    One successful helicopter-assisted rescue plucked a Williamson County sheriff's deputy and another person from atop the lawman's car along the San Gabriel River near Georgetown, Hassinger said.

    Whitman said some looting had been reported in flood-damaged areas, but he declined to elaborate. He said extra police officers would be on duty throughout the night and a curfew could be instituted if necessary.

    The Texas National Guard sent about 150 troops and 50 vehicles to help in central Texas and other areas from the Oklahoma state line to the Rio Grande Valley. The storm runoff also caused flooding downstream and flood gates were opened at several dams, the Lower Colorado River Authority said.

    In Parker County, west of Fort Worth, a county judge ordered mandatory evacuation of residential areas along the Brazos River after the U.S. Army Corps of Engineers opened the gates at the Possum Kingdom dam.

    Rains also drenched North Texas, flooding some streams and rivers and forcing the evacuation of at least 50 homes in a subdivision near Lake Granbury, about 60 miles southwest of Dallas. There, about 30 homes were destroyed, said Hood County Sheriff Gene Mayo. About 25 people were rescued from the water, trees and rooftops, he said.

    Ray Thomas and his wife fled their house on a peninsula between the North and South San Gabriel rivers at about 4:45 a.m., after hearing an emergency weather radio bulletin.

    "We're lucky we got out," he said. "In September we were praying for rain. What worries me now is the rain that's still to come."

    Copyright 2007 Associated Press. All rights reserved.




Chehalis River swallows up homes, residents airlifted out

The freeway overpass in Chehalis was underwater, including Wal-Mart on the right. I-5, which runs below, was completely submerged.

A Centralia neighborhood that runs next to I-5 which is fully submerged at the right.

Flood waters from the Chehalis River inundate a neighborhood in Centralia.


Looking south, semi trucks sit stranded on high ground above the flooded Interstate 5 at Exit 77 in Chehalis.

Airplanes were moved to high ground at Chehalis Airport. Officials said it's the worst flooding in years in and around Chehalis and Centralia including Interstate 5.

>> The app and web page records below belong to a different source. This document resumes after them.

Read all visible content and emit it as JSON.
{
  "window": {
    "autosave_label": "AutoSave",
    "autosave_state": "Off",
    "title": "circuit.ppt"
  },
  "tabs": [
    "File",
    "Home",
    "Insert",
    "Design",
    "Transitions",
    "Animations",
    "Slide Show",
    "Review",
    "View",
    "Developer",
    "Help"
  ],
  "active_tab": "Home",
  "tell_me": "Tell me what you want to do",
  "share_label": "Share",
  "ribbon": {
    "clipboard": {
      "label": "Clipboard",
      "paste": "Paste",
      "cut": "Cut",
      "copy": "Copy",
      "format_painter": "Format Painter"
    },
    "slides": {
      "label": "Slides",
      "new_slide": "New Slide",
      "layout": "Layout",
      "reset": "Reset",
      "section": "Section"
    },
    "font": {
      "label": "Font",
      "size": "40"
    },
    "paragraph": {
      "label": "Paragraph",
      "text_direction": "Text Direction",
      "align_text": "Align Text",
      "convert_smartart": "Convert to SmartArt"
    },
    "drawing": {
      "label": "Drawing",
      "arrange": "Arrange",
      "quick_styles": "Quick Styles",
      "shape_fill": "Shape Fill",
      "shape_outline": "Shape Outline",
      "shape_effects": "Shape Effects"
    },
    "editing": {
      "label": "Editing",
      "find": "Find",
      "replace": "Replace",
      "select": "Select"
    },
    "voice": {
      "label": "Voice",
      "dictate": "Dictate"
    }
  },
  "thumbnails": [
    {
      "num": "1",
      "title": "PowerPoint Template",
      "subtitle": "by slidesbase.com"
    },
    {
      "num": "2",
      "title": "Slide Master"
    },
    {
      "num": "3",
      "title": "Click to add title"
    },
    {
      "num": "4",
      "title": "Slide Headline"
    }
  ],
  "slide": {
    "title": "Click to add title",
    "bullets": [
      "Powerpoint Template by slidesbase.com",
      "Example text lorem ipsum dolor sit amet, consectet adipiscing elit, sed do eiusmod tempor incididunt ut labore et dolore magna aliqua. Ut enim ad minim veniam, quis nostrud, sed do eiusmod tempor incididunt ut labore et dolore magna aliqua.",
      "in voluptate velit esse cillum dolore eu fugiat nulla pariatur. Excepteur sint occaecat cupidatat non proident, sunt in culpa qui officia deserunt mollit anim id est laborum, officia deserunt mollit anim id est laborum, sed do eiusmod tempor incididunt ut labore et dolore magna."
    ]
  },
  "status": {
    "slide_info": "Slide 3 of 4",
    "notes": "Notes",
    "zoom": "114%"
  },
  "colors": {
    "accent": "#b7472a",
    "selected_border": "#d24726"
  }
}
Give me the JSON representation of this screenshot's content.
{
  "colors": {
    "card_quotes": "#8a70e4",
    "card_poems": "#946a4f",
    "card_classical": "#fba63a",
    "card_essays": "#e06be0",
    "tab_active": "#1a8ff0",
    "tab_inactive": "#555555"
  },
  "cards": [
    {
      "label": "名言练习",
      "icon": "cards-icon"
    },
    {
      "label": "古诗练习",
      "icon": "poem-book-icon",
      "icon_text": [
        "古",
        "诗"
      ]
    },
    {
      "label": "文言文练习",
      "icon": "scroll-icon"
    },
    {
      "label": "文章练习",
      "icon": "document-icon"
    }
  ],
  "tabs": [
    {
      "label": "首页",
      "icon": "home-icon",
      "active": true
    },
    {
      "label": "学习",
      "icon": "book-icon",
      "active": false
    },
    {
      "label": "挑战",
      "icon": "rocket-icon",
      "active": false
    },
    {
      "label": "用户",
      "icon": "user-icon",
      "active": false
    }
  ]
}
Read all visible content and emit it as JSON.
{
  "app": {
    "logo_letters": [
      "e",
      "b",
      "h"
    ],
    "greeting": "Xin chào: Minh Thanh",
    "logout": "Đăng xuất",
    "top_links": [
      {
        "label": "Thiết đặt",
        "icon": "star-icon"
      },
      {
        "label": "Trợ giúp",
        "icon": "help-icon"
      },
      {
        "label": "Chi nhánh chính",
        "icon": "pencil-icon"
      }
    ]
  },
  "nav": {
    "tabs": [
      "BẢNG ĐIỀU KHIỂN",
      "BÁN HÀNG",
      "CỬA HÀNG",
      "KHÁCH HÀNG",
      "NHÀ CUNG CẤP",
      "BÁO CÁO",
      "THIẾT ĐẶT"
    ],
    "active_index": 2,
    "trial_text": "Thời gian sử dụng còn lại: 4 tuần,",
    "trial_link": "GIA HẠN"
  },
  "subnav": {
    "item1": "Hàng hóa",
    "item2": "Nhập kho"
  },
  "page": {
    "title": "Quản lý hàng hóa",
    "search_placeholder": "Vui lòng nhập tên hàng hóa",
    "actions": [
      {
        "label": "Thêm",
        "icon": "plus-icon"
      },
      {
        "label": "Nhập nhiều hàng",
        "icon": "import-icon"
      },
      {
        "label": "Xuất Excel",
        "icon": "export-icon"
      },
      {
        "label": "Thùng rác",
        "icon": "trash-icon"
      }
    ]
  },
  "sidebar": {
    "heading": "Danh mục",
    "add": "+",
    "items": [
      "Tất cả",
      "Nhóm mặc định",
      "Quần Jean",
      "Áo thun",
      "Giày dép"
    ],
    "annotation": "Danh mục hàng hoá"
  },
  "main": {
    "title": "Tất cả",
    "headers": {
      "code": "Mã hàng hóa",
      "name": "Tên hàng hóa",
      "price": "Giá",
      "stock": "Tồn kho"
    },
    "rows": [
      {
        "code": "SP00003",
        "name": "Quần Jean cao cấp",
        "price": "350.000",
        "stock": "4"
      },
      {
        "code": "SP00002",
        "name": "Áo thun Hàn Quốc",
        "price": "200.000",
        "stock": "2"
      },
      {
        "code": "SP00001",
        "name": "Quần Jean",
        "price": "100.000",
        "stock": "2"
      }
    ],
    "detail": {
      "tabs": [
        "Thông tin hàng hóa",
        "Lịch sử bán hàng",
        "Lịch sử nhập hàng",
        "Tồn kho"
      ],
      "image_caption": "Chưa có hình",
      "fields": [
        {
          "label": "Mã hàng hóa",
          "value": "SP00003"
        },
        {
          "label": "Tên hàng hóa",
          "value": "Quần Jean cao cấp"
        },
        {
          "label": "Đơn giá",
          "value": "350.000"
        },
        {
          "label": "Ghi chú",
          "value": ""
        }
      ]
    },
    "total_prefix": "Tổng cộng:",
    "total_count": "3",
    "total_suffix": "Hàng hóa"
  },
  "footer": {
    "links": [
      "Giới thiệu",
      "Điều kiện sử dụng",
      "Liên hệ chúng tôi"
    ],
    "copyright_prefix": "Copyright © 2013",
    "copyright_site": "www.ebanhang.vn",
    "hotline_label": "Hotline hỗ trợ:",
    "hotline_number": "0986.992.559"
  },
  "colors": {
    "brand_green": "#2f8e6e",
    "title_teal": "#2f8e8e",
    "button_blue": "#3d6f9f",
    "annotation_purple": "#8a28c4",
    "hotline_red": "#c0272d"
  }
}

The barrier on Interstate 5 between the northbound and southbound lanes is swept away in places as the highway passes through Chehalis.


Here's What's Hot Today

 Wicked Weather Resource Guide
 RAW VIDEO: Family Rescued From Gainesville Rooftop
 Death Toll Rising From North Texas Floods
 RAW VIDEO: Front-End Loader Rescues 5 From Flood
 SLIDESHOW: June 18 Flooding In North Texas
  VIDEO: Heavy Rain Floods Haltom City Mobile Homes
 SLIDESHOW: Stormy Skies
 RAW VIDEO: Haltom City Crews Rescue Men From High Water
 Flooding Kills 4-Year-Old Haltom City Girl
 SLIDESHOW: 46 Weird Photos
 RAW VIDEO: Half Of Gainesville Under Water
 VIDEO: Trophy Club Roadway Damaged By Raging Waters
 Get Severe Weather Alerts

(© 2007 CBS Broadcasting Inc. All Rights Reserved